◆ THE PROBLEM:
Whenever the string "content" appears in a line below, please copy the line out.

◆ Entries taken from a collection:

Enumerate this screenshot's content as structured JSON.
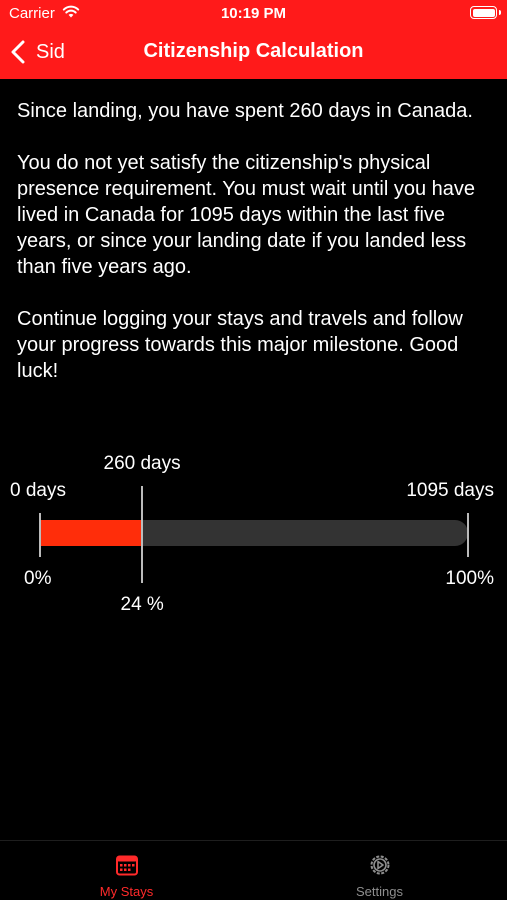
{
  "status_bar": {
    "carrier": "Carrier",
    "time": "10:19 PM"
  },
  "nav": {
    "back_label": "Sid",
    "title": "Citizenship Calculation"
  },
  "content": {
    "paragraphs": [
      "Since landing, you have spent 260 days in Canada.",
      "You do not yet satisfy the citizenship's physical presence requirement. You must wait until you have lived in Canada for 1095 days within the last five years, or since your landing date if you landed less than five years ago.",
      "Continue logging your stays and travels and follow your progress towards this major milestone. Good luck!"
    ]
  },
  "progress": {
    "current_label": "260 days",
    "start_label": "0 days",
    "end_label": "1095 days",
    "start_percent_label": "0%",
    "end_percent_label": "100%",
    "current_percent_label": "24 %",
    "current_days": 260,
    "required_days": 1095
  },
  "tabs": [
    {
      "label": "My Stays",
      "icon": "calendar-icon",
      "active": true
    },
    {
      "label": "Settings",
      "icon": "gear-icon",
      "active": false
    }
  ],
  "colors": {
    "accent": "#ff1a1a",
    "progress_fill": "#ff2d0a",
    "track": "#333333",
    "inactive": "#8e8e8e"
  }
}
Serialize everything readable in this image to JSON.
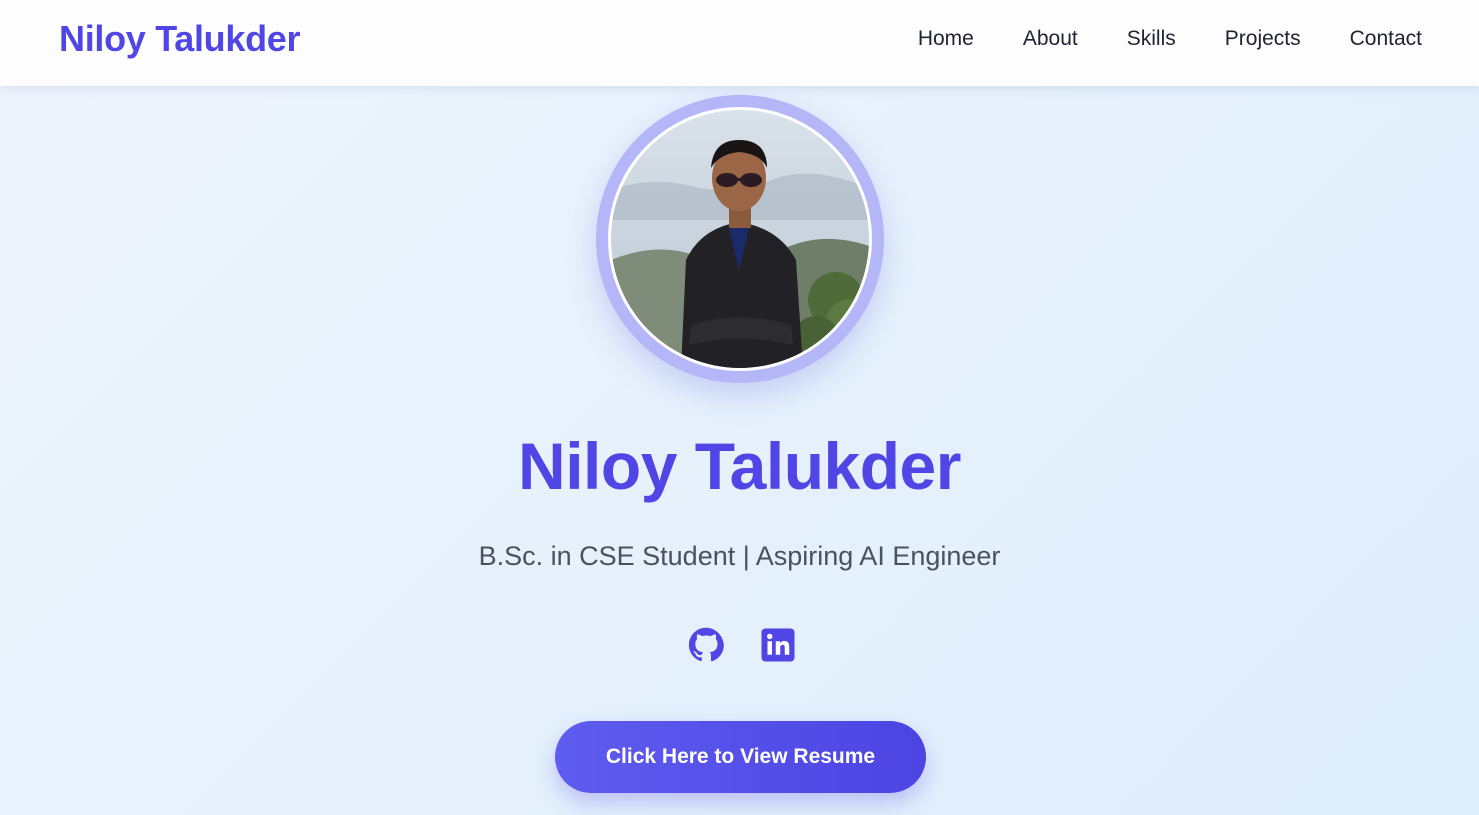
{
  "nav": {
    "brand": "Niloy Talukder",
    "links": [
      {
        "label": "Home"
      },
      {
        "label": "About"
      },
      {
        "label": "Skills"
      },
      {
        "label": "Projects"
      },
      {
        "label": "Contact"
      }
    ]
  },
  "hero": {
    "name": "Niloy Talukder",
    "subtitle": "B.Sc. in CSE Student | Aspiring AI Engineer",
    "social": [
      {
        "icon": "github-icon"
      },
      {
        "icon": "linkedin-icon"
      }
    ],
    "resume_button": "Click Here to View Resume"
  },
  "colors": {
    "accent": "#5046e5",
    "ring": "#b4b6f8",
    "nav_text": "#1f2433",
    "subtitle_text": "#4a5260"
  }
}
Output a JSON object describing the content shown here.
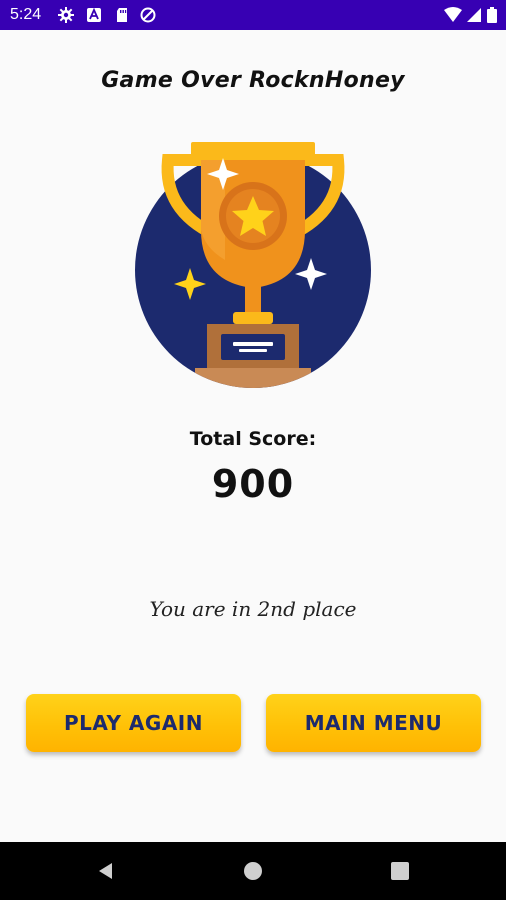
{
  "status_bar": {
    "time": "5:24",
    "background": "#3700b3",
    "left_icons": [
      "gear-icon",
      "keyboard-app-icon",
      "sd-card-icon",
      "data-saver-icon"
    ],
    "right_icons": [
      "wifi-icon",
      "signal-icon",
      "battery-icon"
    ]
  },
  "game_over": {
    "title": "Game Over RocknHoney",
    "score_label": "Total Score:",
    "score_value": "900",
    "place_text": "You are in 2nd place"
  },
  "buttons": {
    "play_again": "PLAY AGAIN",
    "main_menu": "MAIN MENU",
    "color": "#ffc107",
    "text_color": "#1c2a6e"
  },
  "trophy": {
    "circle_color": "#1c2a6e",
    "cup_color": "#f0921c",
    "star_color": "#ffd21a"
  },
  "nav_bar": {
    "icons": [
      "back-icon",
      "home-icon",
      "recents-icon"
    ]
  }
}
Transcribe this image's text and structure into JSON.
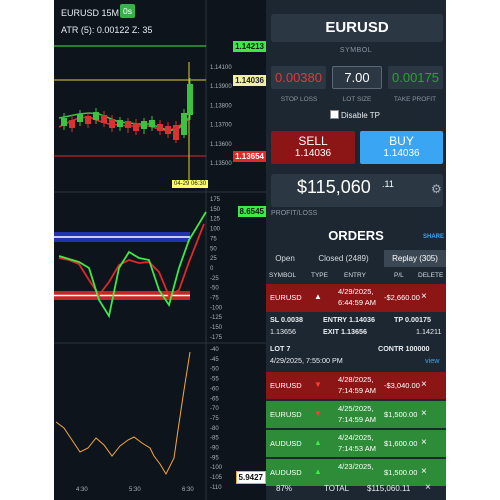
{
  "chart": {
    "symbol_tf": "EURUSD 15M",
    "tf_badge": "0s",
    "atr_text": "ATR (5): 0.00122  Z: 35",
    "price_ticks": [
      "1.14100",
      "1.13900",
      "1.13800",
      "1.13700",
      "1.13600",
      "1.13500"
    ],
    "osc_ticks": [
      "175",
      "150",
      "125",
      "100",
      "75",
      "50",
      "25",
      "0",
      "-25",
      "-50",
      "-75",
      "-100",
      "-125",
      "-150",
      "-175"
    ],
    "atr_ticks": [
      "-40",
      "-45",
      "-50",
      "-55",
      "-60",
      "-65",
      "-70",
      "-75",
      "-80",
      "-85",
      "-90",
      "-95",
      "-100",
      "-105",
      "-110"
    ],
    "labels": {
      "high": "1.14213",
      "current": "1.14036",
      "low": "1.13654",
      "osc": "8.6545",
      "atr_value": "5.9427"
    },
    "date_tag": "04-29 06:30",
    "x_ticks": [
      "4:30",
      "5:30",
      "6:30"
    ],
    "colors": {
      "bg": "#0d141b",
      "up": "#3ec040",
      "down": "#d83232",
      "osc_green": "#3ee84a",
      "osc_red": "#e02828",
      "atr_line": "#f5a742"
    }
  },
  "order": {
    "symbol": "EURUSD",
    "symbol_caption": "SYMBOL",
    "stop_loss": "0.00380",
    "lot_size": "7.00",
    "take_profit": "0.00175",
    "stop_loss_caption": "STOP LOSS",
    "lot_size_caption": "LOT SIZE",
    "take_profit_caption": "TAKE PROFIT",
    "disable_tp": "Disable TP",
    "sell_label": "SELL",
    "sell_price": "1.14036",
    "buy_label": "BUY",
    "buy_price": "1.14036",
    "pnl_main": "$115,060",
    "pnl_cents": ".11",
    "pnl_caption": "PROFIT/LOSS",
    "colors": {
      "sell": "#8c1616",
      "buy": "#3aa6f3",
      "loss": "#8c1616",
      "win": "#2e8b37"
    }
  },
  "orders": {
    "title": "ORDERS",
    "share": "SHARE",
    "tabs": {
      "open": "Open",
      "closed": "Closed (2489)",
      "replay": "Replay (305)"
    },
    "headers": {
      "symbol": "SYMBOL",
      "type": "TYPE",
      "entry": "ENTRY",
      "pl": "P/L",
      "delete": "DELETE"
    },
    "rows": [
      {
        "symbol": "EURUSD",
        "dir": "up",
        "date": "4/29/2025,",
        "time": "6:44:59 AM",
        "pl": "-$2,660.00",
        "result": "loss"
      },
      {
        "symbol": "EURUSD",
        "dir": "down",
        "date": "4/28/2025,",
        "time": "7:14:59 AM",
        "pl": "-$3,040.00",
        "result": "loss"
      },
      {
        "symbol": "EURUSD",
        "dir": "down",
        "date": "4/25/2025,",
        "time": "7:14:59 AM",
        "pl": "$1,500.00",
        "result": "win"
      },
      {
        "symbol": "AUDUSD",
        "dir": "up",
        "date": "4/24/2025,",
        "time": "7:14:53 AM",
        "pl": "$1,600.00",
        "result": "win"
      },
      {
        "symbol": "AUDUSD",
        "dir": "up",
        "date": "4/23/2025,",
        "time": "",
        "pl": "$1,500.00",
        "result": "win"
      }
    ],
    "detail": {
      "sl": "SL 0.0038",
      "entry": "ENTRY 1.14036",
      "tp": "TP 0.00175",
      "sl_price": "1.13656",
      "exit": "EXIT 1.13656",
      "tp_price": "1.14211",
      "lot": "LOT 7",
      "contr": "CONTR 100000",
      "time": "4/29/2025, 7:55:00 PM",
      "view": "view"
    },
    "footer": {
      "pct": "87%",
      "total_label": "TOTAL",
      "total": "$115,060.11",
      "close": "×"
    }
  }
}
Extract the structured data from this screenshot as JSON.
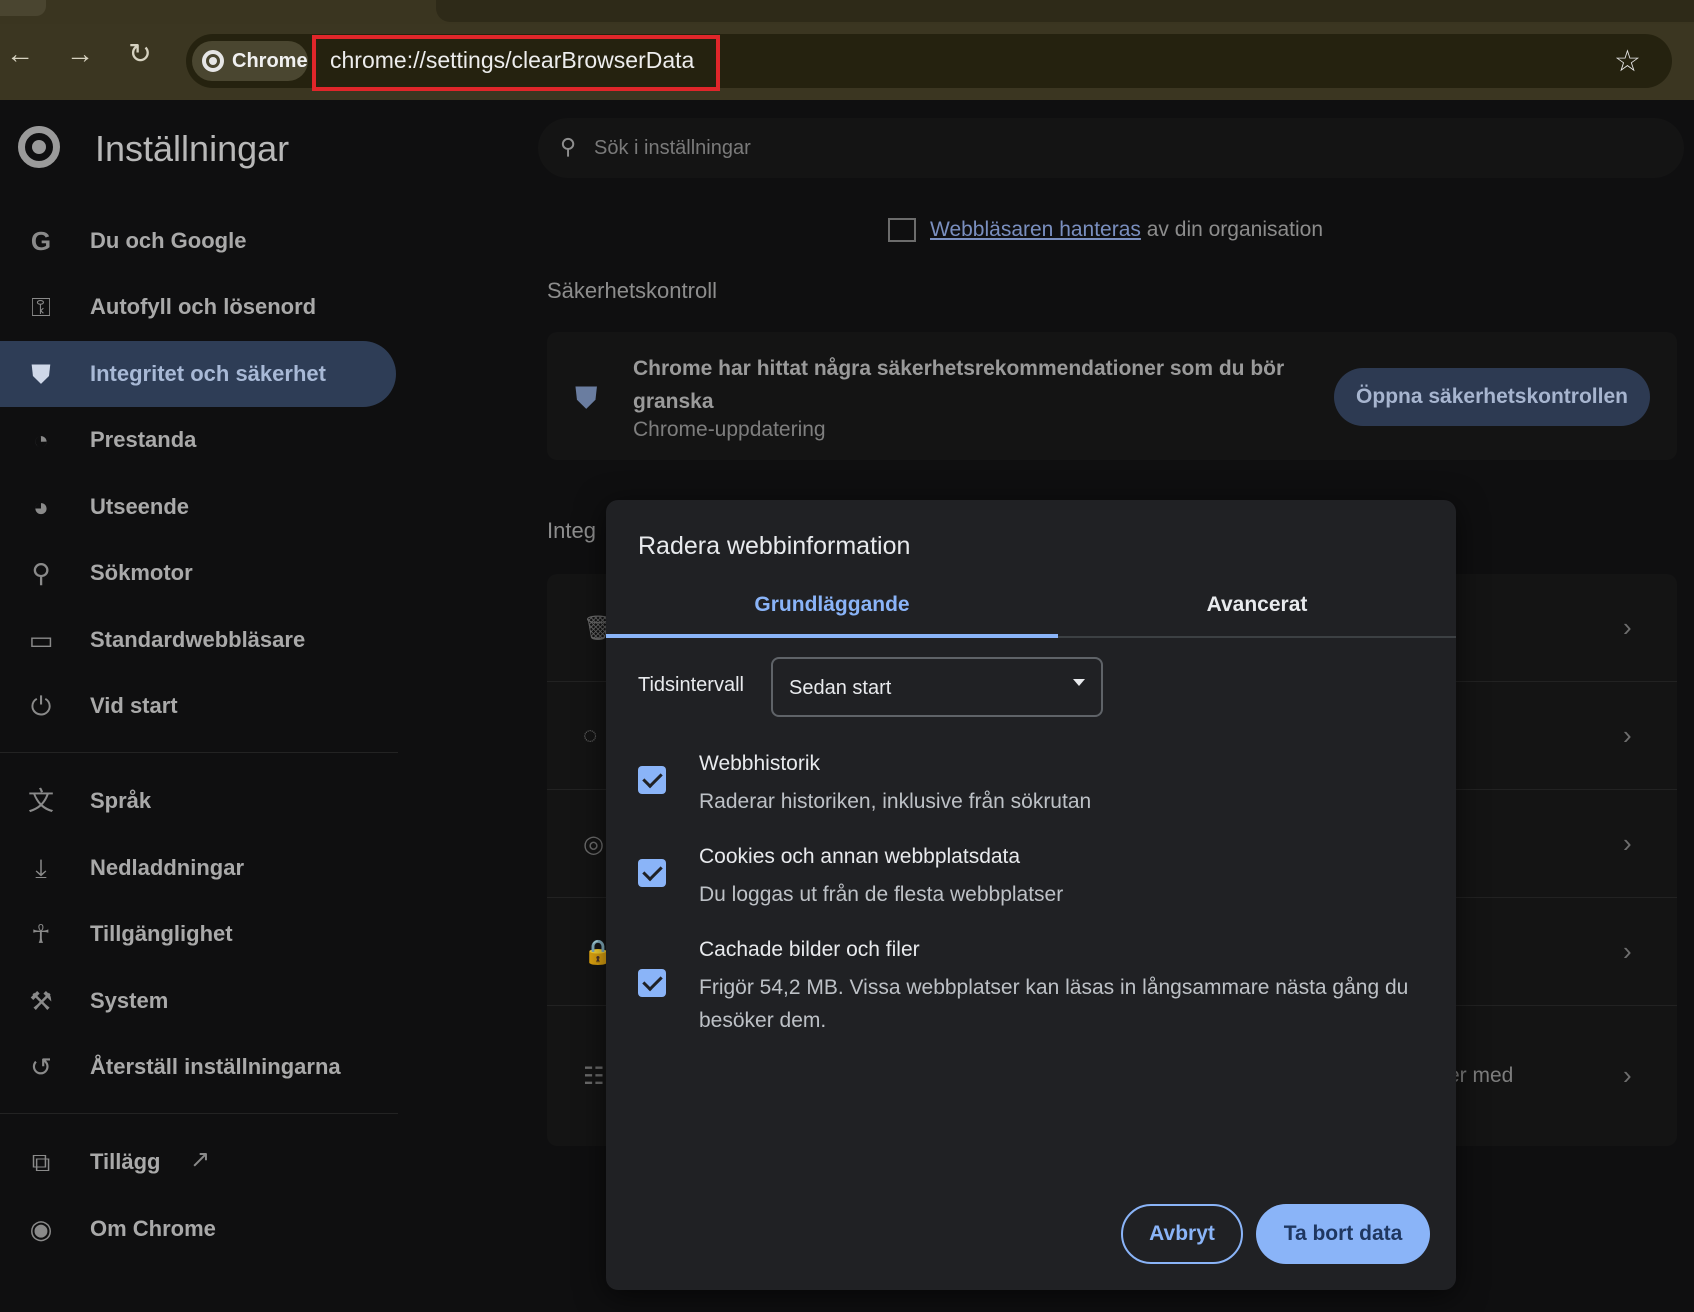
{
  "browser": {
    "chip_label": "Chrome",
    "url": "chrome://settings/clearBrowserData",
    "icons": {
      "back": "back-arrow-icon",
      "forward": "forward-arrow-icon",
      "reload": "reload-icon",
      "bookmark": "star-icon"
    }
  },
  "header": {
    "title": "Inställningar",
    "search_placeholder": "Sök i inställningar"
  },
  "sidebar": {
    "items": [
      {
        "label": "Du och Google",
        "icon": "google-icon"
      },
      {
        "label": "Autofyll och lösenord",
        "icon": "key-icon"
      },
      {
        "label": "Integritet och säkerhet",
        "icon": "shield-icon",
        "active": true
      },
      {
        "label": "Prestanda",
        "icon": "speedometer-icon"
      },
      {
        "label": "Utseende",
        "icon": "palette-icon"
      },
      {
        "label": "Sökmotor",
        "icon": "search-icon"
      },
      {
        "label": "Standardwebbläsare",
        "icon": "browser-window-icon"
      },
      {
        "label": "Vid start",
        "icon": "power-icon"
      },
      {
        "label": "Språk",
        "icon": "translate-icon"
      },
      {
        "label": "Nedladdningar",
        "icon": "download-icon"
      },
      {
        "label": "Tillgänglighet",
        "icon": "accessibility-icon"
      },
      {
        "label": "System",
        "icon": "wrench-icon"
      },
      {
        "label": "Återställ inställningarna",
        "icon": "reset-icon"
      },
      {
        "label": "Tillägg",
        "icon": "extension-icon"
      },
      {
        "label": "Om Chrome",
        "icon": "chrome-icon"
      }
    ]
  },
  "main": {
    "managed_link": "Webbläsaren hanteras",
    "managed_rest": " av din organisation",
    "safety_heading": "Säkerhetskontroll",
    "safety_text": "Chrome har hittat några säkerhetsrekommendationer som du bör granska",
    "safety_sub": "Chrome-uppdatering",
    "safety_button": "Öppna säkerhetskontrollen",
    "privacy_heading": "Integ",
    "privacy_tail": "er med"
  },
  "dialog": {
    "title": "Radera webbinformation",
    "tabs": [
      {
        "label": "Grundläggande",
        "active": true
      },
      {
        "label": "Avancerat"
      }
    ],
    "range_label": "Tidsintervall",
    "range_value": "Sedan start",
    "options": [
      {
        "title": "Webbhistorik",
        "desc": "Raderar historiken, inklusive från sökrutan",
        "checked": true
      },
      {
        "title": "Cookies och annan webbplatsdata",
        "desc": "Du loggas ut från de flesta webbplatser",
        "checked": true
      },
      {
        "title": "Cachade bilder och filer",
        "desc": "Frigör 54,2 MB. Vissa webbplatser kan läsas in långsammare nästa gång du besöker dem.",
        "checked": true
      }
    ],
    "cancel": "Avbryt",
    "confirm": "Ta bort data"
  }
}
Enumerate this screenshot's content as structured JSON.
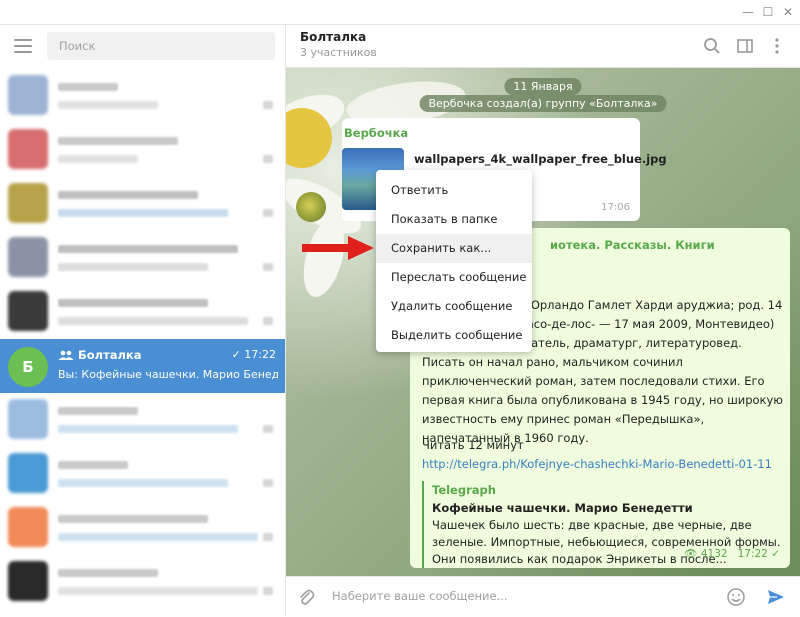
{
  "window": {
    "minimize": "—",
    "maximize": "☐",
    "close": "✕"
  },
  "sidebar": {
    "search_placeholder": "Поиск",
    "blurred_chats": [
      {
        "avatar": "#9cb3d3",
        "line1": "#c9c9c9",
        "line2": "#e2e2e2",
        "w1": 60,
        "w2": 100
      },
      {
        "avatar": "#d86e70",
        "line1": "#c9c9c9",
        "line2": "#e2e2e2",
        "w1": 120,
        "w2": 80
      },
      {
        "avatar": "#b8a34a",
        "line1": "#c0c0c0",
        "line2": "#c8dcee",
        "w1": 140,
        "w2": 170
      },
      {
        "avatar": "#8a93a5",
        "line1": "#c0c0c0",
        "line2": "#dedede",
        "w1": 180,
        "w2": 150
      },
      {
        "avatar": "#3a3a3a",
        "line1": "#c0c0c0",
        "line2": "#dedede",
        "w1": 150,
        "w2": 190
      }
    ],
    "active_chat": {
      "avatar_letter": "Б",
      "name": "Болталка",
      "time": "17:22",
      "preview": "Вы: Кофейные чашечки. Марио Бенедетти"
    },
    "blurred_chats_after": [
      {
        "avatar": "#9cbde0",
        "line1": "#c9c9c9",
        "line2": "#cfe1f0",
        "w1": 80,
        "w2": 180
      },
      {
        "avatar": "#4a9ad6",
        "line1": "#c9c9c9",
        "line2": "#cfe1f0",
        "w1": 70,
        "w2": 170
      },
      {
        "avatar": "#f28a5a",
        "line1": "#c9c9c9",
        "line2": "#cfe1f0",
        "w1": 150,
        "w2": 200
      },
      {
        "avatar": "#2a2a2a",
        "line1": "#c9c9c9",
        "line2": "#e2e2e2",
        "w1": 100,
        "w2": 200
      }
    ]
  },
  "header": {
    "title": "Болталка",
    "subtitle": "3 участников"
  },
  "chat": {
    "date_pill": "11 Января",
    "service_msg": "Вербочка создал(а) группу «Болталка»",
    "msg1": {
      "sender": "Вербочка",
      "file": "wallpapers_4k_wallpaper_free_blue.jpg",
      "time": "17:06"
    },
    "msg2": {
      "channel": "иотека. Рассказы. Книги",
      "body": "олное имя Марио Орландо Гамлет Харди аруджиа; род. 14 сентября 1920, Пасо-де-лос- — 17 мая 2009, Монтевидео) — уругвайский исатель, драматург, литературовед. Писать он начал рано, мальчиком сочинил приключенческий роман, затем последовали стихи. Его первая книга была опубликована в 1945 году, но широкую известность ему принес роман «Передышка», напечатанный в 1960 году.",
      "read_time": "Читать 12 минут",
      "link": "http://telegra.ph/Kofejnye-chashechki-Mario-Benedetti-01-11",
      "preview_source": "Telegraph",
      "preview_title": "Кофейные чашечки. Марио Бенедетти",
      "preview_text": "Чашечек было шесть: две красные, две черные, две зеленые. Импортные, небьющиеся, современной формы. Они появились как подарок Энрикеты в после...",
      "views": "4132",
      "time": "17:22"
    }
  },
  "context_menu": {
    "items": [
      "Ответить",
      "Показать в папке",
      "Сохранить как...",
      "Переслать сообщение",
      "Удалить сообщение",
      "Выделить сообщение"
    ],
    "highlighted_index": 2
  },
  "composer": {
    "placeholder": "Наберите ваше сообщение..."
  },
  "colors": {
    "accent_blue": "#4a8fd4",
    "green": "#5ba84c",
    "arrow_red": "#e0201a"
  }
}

◆ SOLUTION TO THIS EXERCISE:
Enumerate this screenshot's content as structured JSON.
  "content": {
Output a JSON object describing the content shown here.
Enumerate this screenshot's content as structured JSON.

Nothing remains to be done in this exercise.